Chicago Bulls guard Jimmy Butler turned down a four-year, $40 million extension from the team at the end of October, according to SI.com's Ben Golliver.
The Bulls and Butler cut off negotiations on a deal around Halloween, just before the deadline for 2011 draft picks to receive extensions. At the time, Butler said the decision to end the discussions came down to him "deciding that I want to bet on myself."
The move could pay off for Butler down the road, as Golliver pointed out.
Upon further reflection, and advice from his agent Happy Walters, Butler decided to play out this season and test his earning potential next summer, when he will become a restricted free agent.
Market conditions certainly influenced that strategy: less-accomplished players like Kemba Walker ($48 million over four years) and Alec Burks ($42 million over four years) earned larger deals, while upper-echelon, two-way wings like Thompson ($70 million over four years), Gordon Hayward ($63 million over four years) and Chandler Parsons ($46 million over three years) all struck gold.
Through Chicago's first 16 games, Butler is leading the team in points per game (21.6) and also averaging 6.1 rebounds and 3.2 assists. The fourth-year player out of Marquette also leads the league in minutes played per game at 39.2.
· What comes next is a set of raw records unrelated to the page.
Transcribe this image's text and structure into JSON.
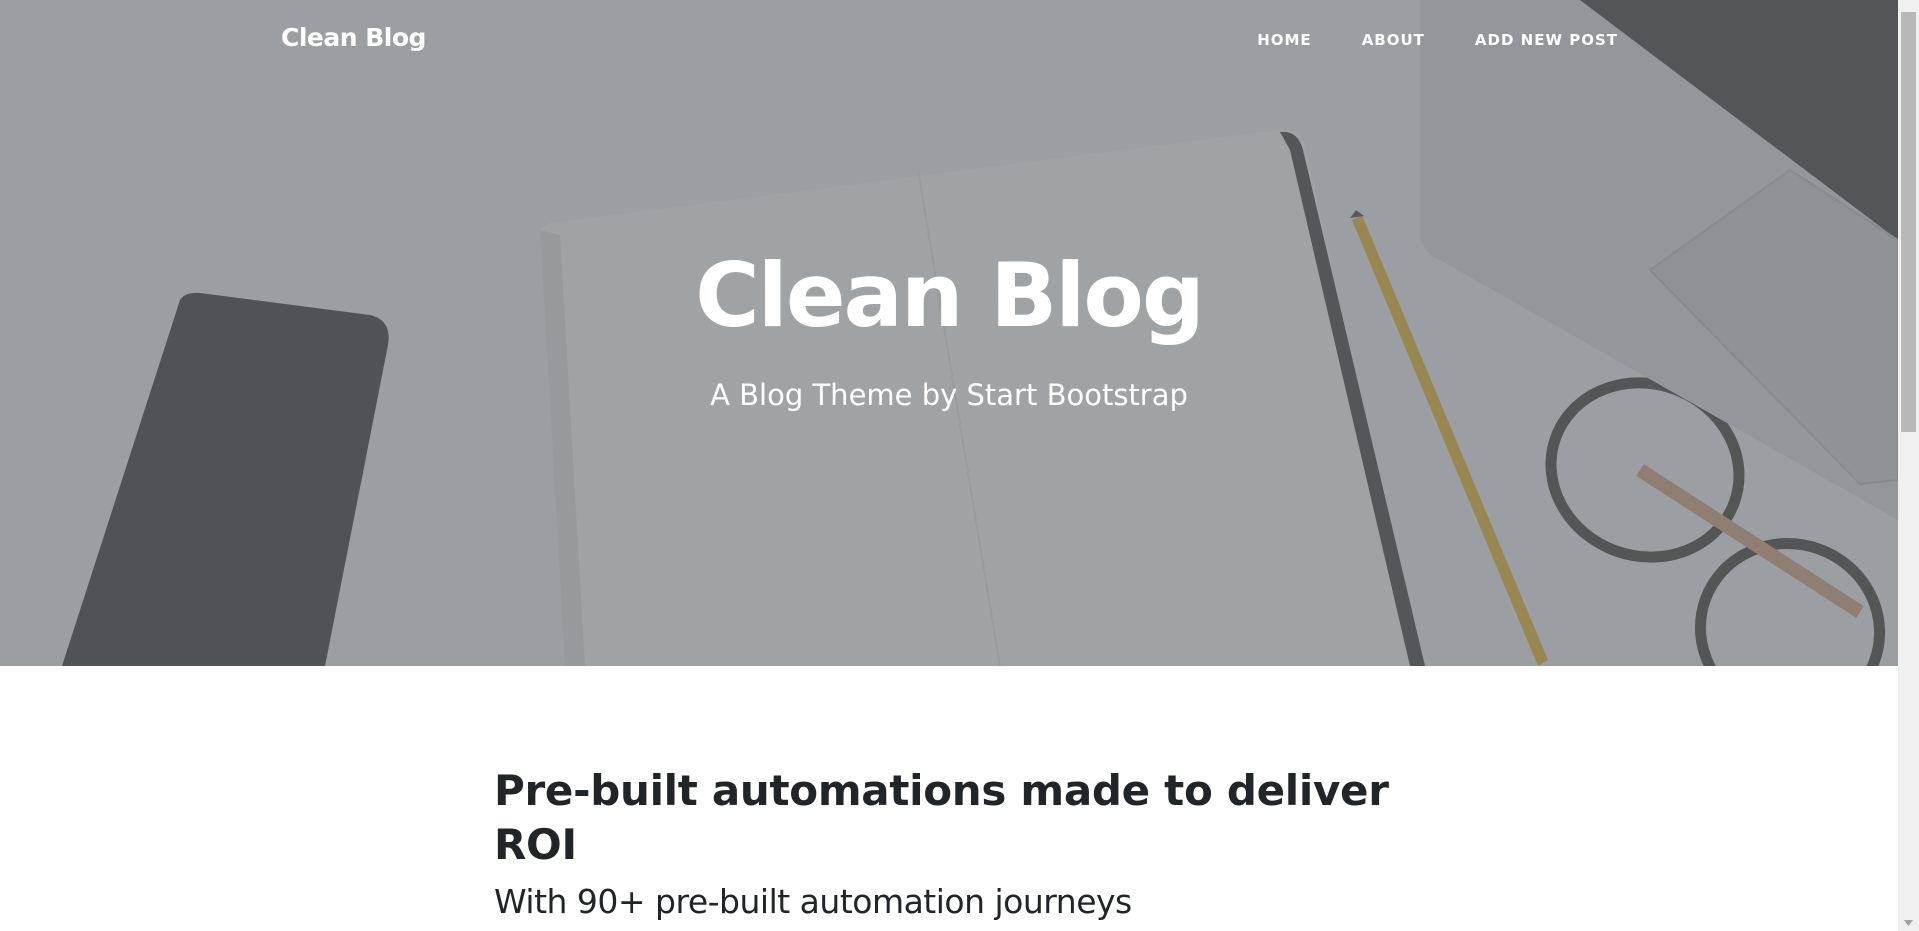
{
  "navbar": {
    "brand": "Clean Blog",
    "links": [
      {
        "label": "HOME"
      },
      {
        "label": "ABOUT"
      },
      {
        "label": "ADD NEW POST"
      }
    ]
  },
  "hero": {
    "title": "Clean Blog",
    "subtitle": "A Blog Theme by Start Bootstrap"
  },
  "posts": [
    {
      "title": "Pre-built automations made to deliver ROI",
      "subtitle": "With 90+ pre-built automation journeys"
    }
  ],
  "colors": {
    "overlay": "#6e7278",
    "text_dark": "#212529",
    "text_light": "#ffffff"
  },
  "icons": {
    "scroll_down": "chevron-down-icon"
  }
}
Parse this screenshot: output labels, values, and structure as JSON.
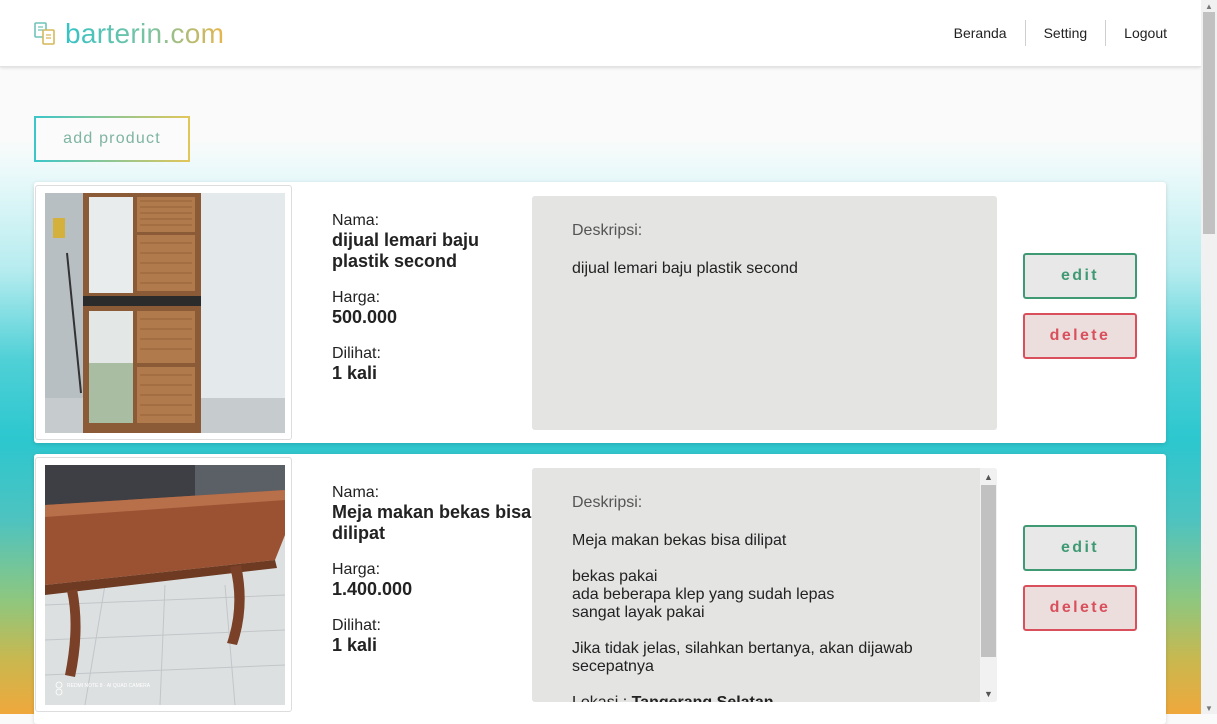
{
  "brand": {
    "name": "barterin.com",
    "logo_icon": "swap-cards-icon"
  },
  "nav": {
    "home": "Beranda",
    "setting": "Setting",
    "logout": "Logout"
  },
  "add_product_label": "add product",
  "labels": {
    "name": "Nama:",
    "price": "Harga:",
    "views": "Dilihat:",
    "description": "Deskripsi:"
  },
  "buttons": {
    "edit": "edit",
    "delete": "delete"
  },
  "products": [
    {
      "name": "dijual lemari baju plastik second",
      "price": "500.000",
      "views": "1 kali",
      "description_lines": [
        "dijual lemari baju plastik second"
      ]
    },
    {
      "name": "Meja makan bekas bisa dilipat",
      "price": "1.400.000",
      "views": "1 kali",
      "description_lines": [
        "Meja makan bekas bisa dilipat",
        "",
        "bekas pakai",
        "ada beberapa klep yang sudah lepas",
        "sangat layak pakai",
        "",
        "Jika tidak jelas, silahkan bertanya, akan dijawab",
        "secepatnya",
        ""
      ],
      "location_label": "Lokasi :",
      "location_value": "Tangerang Selatan",
      "photo_watermark": "REDMI NOTE 8 · AI QUAD CAMERA"
    }
  ],
  "colors": {
    "edit": "#3f9a74",
    "delete": "#d9505c",
    "brand_start": "#35c3c5",
    "brand_end": "#e8b54a"
  }
}
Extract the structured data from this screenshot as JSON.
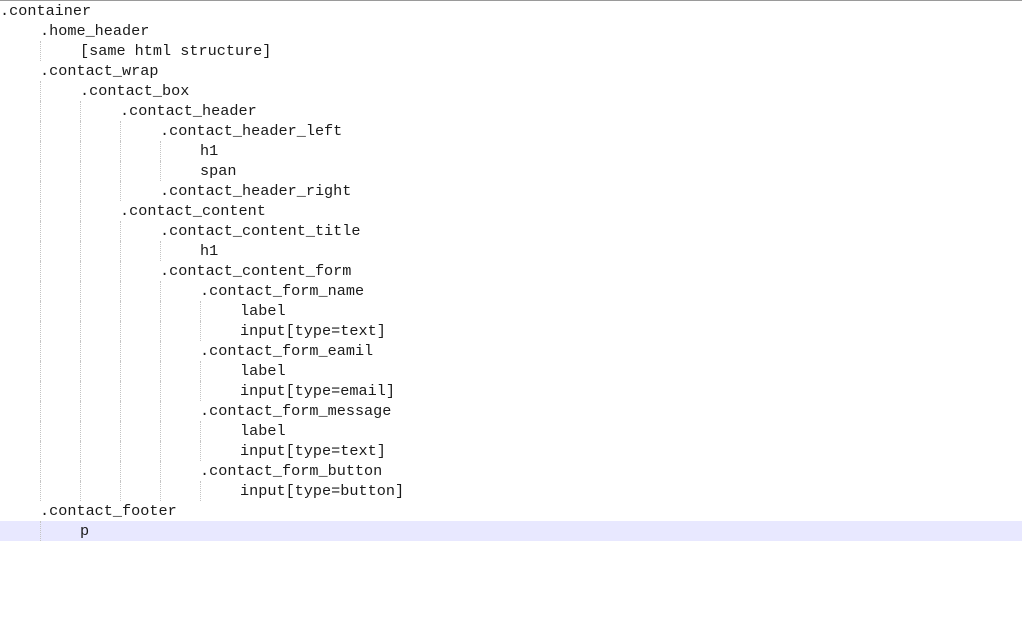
{
  "editor": {
    "lines": [
      {
        "text": ".container"
      },
      {
        "text": ".home_header"
      },
      {
        "text": "[same html structure]"
      },
      {
        "text": ".contact_wrap"
      },
      {
        "text": ".contact_box"
      },
      {
        "text": ".contact_header"
      },
      {
        "text": ".contact_header_left"
      },
      {
        "text": "h1"
      },
      {
        "text": "span"
      },
      {
        "text": ".contact_header_right"
      },
      {
        "text": ".contact_content"
      },
      {
        "text": ".contact_content_title"
      },
      {
        "text": "h1"
      },
      {
        "text": ".contact_content_form"
      },
      {
        "text": ".contact_form_name"
      },
      {
        "text": "label"
      },
      {
        "text": "input[type=text]"
      },
      {
        "text": ".contact_form_eamil"
      },
      {
        "text": "label"
      },
      {
        "text": "input[type=email]"
      },
      {
        "text": ".contact_form_message"
      },
      {
        "text": "label"
      },
      {
        "text": "input[type=text]"
      },
      {
        "text": ".contact_form_button"
      },
      {
        "text": "input[type=button]"
      },
      {
        "text": ".contact_footer"
      },
      {
        "text": "p"
      }
    ]
  }
}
Butler, 25, signed a four-year, $5.21 million contract after the Bulls drafted him 30th overall in 2011. He's currently earning $2 million in the fourth year of that deal. The Bulls will be able to match any offers he receives once Bulter hits restricted free agency next summer.
- Mike Fiammetta